So Cenk Uygur does a great job of succinctly destroying the arguments of certain bloggers who would paint Kayla Mueller, American humanitarian executed by ISIS, as an "enemy of the Jews."
Because all Muslims are the same, and that totally isn't a big reason we've been having so much trouble with our embroilment in the Middle East post-9/11, right?
So rather than simply paraphrase his argument, I'll advance my position as one that is in opposition to a great deal of...you guessed it, FACEBOOK COMMENTS that are to the intended detriment of Kayla's character.
I don't know anything about Kayla Mueller apart from the fact that she was an outgoing woman who wanted to help people who are suffering.
This has led many people to express the (ever persistent victim-blaming) mentality that she had it coming; she deserved to die at the hands of extremists.
I noticed this attitude when James Foley was killed. To paraphrase, "you shouldn't go to the Middle East unless you're a soldier with a gun."
Really? James Foley was a journalist. Do you think you're entitled to information about what is occurring beyond our borders? Do you think it just magically falls out of the fucking sky onto your network news channel/website of choice?
Of course not. Someone has to go there and figure it out for the rest of us. The insinuation that he was just doing his job for a paycheck is most likely a projection on the part of whoever expresses this belief. No, you don't necessarily have to have any sympathy for him, but you should at least have the wherewithal to shut your damn mouth.

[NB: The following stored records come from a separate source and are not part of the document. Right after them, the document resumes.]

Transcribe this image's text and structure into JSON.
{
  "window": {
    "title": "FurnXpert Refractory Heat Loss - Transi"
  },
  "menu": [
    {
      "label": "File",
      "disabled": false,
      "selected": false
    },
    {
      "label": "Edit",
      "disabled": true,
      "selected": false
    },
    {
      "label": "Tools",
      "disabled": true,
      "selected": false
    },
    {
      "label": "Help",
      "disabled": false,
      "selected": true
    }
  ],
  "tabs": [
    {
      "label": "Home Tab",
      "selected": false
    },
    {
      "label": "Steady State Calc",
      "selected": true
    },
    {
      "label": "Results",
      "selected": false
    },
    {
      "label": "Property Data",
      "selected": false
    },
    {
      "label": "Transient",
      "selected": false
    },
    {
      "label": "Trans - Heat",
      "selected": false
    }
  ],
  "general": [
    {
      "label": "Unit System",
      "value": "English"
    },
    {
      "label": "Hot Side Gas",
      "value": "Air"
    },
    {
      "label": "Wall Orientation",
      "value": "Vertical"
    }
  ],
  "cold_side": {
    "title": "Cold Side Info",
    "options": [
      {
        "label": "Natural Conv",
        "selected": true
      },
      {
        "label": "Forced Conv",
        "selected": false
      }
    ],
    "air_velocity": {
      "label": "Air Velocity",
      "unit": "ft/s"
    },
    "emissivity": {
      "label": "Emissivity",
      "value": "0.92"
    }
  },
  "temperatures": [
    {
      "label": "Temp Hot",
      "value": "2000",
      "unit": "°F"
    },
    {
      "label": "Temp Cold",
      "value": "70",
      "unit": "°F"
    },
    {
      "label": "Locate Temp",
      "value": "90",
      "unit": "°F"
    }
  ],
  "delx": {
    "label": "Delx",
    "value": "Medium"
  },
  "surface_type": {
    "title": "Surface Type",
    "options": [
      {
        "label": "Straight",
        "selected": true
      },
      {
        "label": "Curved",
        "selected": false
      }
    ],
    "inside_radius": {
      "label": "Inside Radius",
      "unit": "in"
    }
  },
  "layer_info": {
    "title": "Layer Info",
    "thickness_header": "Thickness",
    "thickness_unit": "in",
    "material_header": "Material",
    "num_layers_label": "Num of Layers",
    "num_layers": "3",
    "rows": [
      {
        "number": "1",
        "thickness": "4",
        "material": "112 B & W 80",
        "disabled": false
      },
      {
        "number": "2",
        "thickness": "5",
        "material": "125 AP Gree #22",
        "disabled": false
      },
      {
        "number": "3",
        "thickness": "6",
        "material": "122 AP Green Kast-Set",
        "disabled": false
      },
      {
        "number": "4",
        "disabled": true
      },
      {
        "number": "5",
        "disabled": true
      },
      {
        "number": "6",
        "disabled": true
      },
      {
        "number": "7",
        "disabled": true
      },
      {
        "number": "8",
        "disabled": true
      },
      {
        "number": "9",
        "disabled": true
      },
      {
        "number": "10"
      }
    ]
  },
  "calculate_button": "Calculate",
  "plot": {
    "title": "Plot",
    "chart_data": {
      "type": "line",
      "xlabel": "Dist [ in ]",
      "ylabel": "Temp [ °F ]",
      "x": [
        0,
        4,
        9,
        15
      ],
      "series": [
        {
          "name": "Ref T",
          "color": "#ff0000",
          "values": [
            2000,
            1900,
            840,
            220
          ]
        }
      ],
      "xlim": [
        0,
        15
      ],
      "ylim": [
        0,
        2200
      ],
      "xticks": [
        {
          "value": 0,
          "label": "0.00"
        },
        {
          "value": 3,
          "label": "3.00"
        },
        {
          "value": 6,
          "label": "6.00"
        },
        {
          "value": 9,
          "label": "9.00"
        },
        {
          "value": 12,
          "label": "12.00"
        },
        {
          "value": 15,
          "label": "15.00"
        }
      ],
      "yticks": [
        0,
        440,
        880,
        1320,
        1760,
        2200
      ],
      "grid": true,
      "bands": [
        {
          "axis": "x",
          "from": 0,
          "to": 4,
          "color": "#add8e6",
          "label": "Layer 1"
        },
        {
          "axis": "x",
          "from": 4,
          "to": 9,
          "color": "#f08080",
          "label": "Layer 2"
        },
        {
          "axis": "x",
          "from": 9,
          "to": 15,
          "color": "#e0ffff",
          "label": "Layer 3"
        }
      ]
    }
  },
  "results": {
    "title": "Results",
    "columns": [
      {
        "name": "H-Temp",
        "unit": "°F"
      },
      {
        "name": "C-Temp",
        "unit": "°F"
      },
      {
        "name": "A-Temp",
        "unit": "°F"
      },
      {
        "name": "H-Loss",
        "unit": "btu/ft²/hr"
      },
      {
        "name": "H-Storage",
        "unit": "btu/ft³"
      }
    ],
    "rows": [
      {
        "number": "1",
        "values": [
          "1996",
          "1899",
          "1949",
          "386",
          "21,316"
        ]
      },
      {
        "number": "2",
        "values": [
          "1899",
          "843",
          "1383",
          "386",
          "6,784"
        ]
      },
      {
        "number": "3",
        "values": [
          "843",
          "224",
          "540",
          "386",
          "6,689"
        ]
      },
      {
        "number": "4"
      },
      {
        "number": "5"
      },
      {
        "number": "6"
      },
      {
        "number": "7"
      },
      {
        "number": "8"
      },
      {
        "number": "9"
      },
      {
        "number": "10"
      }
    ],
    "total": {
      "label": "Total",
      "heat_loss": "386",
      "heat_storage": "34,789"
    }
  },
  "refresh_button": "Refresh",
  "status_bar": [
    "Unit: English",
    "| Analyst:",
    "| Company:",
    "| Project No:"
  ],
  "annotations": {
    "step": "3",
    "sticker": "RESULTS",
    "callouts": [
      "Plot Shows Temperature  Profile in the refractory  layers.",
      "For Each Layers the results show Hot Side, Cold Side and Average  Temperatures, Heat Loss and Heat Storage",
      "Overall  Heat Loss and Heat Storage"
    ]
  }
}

And this brings me to Kayla. God damn it, she's another victim of the ISIS regime, monster, evil, etc. Some insinuate that maybe, because she's a twenty-six year old woman, she might not have fully comprehended the risks of the situation that, yes, she put herself in. Is that not just a little condescending? What purpose does that serve? I'm not going to say she fully understood those risks, and I won't posit that I do either. But how dare you detract from her obviously benevolent intentions? There is a little sexism there, too. We don't want to acknowledge that a woman could be strong enough to act on her (apparently deadly) convictions. Well, fuck us then. Maybe we don't deserve her.
And that brings us to our other argument. Again, to paraphrase, "she should have stayed home and helped Americans. Plenty of Americans need help."
Sure. Fine. What are you up to, anyway? What have you done for your fellow Americans? What, exactly, should she have done differently?
It's almost as if journalists and humanitarians being killed in the Middle East is forcing us to acknowledge the inherent complexities of modern warfare. God forbid. And perhaps this is why some of us would absolutely prefer soldiers (and no one else) die in the Middle East.